» TASK: Retype the entries exactly. Include every line.

(Page and application data records)
==============================

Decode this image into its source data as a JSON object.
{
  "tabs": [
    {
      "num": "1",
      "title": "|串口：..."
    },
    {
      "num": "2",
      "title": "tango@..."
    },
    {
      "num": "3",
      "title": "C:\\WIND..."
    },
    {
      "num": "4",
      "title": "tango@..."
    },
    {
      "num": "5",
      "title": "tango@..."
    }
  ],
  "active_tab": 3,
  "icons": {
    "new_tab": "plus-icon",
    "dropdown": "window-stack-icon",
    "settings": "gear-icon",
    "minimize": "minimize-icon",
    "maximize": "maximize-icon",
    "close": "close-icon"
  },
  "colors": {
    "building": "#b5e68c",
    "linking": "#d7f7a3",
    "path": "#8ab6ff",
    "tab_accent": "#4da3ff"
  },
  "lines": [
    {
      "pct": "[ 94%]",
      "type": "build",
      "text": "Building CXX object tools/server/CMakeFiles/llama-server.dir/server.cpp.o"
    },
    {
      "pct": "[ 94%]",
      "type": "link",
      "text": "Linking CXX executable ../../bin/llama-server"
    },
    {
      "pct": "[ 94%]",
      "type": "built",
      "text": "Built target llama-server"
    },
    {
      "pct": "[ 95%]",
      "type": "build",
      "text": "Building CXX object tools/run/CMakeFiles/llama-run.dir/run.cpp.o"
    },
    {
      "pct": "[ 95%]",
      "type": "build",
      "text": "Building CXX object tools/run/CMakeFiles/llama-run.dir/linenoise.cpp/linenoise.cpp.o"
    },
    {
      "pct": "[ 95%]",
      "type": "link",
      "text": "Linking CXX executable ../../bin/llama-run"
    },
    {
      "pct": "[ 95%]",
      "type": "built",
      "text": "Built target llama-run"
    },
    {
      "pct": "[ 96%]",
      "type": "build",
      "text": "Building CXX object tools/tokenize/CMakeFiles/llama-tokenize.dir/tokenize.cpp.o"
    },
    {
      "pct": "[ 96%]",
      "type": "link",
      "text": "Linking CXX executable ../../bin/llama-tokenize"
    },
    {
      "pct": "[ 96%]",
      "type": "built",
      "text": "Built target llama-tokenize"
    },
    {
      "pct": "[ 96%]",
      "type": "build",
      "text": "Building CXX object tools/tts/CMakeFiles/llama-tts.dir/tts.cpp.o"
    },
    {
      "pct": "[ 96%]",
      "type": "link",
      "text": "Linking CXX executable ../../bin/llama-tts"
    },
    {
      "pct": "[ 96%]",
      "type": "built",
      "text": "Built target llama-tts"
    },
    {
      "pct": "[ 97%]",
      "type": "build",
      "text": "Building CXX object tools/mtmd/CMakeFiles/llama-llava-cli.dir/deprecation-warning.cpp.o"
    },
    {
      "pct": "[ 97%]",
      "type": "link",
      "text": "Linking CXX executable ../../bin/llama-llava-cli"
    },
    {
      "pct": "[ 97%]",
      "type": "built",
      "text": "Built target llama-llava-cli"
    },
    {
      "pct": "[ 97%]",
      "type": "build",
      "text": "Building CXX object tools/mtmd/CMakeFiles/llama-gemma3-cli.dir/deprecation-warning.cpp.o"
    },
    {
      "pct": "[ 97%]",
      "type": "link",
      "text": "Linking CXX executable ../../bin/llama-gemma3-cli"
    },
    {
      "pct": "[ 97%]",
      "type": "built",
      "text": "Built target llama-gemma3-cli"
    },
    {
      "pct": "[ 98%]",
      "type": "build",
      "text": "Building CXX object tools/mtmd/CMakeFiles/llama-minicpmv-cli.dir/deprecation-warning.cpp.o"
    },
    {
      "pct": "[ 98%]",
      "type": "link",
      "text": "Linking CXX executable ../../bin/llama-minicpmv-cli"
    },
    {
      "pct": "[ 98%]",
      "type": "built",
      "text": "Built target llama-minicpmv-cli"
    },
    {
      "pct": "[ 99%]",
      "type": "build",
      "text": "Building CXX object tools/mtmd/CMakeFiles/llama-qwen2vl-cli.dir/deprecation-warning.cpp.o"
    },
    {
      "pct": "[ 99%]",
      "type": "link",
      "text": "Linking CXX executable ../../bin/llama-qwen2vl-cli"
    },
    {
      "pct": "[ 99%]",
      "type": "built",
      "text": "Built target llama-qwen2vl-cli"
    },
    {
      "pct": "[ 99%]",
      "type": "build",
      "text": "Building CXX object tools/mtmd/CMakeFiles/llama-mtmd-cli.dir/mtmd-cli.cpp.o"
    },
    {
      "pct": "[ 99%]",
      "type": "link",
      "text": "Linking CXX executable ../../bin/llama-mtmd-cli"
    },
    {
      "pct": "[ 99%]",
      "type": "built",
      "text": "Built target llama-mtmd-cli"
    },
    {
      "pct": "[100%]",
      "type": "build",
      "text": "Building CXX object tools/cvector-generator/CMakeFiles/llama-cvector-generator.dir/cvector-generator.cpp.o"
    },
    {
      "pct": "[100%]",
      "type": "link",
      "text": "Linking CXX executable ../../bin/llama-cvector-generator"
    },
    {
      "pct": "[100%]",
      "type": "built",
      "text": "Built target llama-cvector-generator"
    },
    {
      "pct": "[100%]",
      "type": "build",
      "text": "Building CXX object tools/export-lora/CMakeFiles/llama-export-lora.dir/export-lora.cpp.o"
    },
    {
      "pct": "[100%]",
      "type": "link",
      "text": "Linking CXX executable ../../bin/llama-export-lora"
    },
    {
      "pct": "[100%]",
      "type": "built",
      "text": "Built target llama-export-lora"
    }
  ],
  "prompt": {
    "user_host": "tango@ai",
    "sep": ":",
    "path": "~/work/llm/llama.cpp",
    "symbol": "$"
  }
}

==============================

» ANSWER SPACE:
Decode this image into its source data as a JSON object.
{
  "tabs": [
    {
      "num": "1",
      "title": "|串口：..."
    },
    {
      "num": "2",
      "title": "tango@..."
    },
    {
      "num": "3",
      "title": "C:\\WIND..."
    },
    {
      "num": "4",
      "title": "tango@..."
    },
    {
      "num": "5",
      "title": "tango@..."
    }
  ],
  "active_tab": 3,
  "icons": {
    "new_tab": "plus-icon",
    "dropdown": "window-stack-icon",
    "settings": "gear-icon",
    "minimize": "minimize-icon",
    "maximize": "maximize-icon",
    "close": "close-icon"
  },
  "colors": {
    "building": "#b5e68c",
    "linking": "#d7f7a3",
    "path": "#8ab6ff",
    "tab_accent": "#4da3ff"
  },
  "lines": [
    {
      "pct": "[ 94%]",
      "type": "build",
      "text": "Building CXX object tools/server/CMakeFiles/llama-server.dir/server.cpp.o"
    },
    {
      "pct": "[ 94%]",
      "type": "link",
      "text": "Linking CXX executable ../../bin/llama-server"
    },
    {
      "pct": "[ 94%]",
      "type": "built",
      "text": "Built target llama-server"
    },
    {
      "pct": "[ 95%]",
      "type": "build",
      "text": "Building CXX object tools/run/CMakeFiles/llama-run.dir/run.cpp.o"
    },
    {
      "pct": "[ 95%]",
      "type": "build",
      "text": "Building CXX object tools/run/CMakeFiles/llama-run.dir/linenoise.cpp/linenoise.cpp.o"
    },
    {
      "pct": "[ 95%]",
      "type": "link",
      "text": "Linking CXX executable ../../bin/llama-run"
    },
    {
      "pct": "[ 95%]",
      "type": "built",
      "text": "Built target llama-run"
    },
    {
      "pct": "[ 96%]",
      "type": "build",
      "text": "Building CXX object tools/tokenize/CMakeFiles/llama-tokenize.dir/tokenize.cpp.o"
    },
    {
      "pct": "[ 96%]",
      "type": "link",
      "text": "Linking CXX executable ../../bin/llama-tokenize"
    },
    {
      "pct": "[ 96%]",
      "type": "built",
      "text": "Built target llama-tokenize"
    },
    {
      "pct": "[ 96%]",
      "type": "build",
      "text": "Building CXX object tools/tts/CMakeFiles/llama-tts.dir/tts.cpp.o"
    },
    {
      "pct": "[ 96%]",
      "type": "link",
      "text": "Linking CXX executable ../../bin/llama-tts"
    },
    {
      "pct": "[ 96%]",
      "type": "built",
      "text": "Built target llama-tts"
    },
    {
      "pct": "[ 97%]",
      "type": "build",
      "text": "Building CXX object tools/mtmd/CMakeFiles/llama-llava-cli.dir/deprecation-warning.cpp.o"
    },
    {
      "pct": "[ 97%]",
      "type": "link",
      "text": "Linking CXX executable ../../bin/llama-llava-cli"
    },
    {
      "pct": "[ 97%]",
      "type": "built",
      "text": "Built target llama-llava-cli"
    },
    {
      "pct": "[ 97%]",
      "type": "build",
      "text": "Building CXX object tools/mtmd/CMakeFiles/llama-gemma3-cli.dir/deprecation-warning.cpp.o"
    },
    {
      "pct": "[ 97%]",
      "type": "link",
      "text": "Linking CXX executable ../../bin/llama-gemma3-cli"
    },
    {
      "pct": "[ 97%]",
      "type": "built",
      "text": "Built target llama-gemma3-cli"
    },
    {
      "pct": "[ 98%]",
      "type": "build",
      "text": "Building CXX object tools/mtmd/CMakeFiles/llama-minicpmv-cli.dir/deprecation-warning.cpp.o"
    },
    {
      "pct": "[ 98%]",
      "type": "link",
      "text": "Linking CXX executable ../../bin/llama-minicpmv-cli"
    },
    {
      "pct": "[ 98%]",
      "type": "built",
      "text": "Built target llama-minicpmv-cli"
    },
    {
      "pct": "[ 99%]",
      "type": "build",
      "text": "Building CXX object tools/mtmd/CMakeFiles/llama-qwen2vl-cli.dir/deprecation-warning.cpp.o"
    },
    {
      "pct": "[ 99%]",
      "type": "link",
      "text": "Linking CXX executable ../../bin/llama-qwen2vl-cli"
    },
    {
      "pct": "[ 99%]",
      "type": "built",
      "text": "Built target llama-qwen2vl-cli"
    },
    {
      "pct": "[ 99%]",
      "type": "build",
      "text": "Building CXX object tools/mtmd/CMakeFiles/llama-mtmd-cli.dir/mtmd-cli.cpp.o"
    },
    {
      "pct": "[ 99%]",
      "type": "link",
      "text": "Linking CXX executable ../../bin/llama-mtmd-cli"
    },
    {
      "pct": "[ 99%]",
      "type": "built",
      "text": "Built target llama-mtmd-cli"
    },
    {
      "pct": "[100%]",
      "type": "build",
      "text": "Building CXX object tools/cvector-generator/CMakeFiles/llama-cvector-generator.dir/cvector-generator.cpp.o"
    },
    {
      "pct": "[100%]",
      "type": "link",
      "text": "Linking CXX executable ../../bin/llama-cvector-generator"
    },
    {
      "pct": "[100%]",
      "type": "built",
      "text": "Built target llama-cvector-generator"
    },
    {
      "pct": "[100%]",
      "type": "build",
      "text": "Building CXX object tools/export-lora/CMakeFiles/llama-export-lora.dir/export-lora.cpp.o"
    },
    {
      "pct": "[100%]",
      "type": "link",
      "text": "Linking CXX executable ../../bin/llama-export-lora"
    },
    {
      "pct": "[100%]",
      "type": "built",
      "text": "Built target llama-export-lora"
    }
  ],
  "prompt": {
    "user_host": "tango@ai",
    "sep": ":",
    "path": "~/work/llm/llama.cpp",
    "symbol": "$"
  }
}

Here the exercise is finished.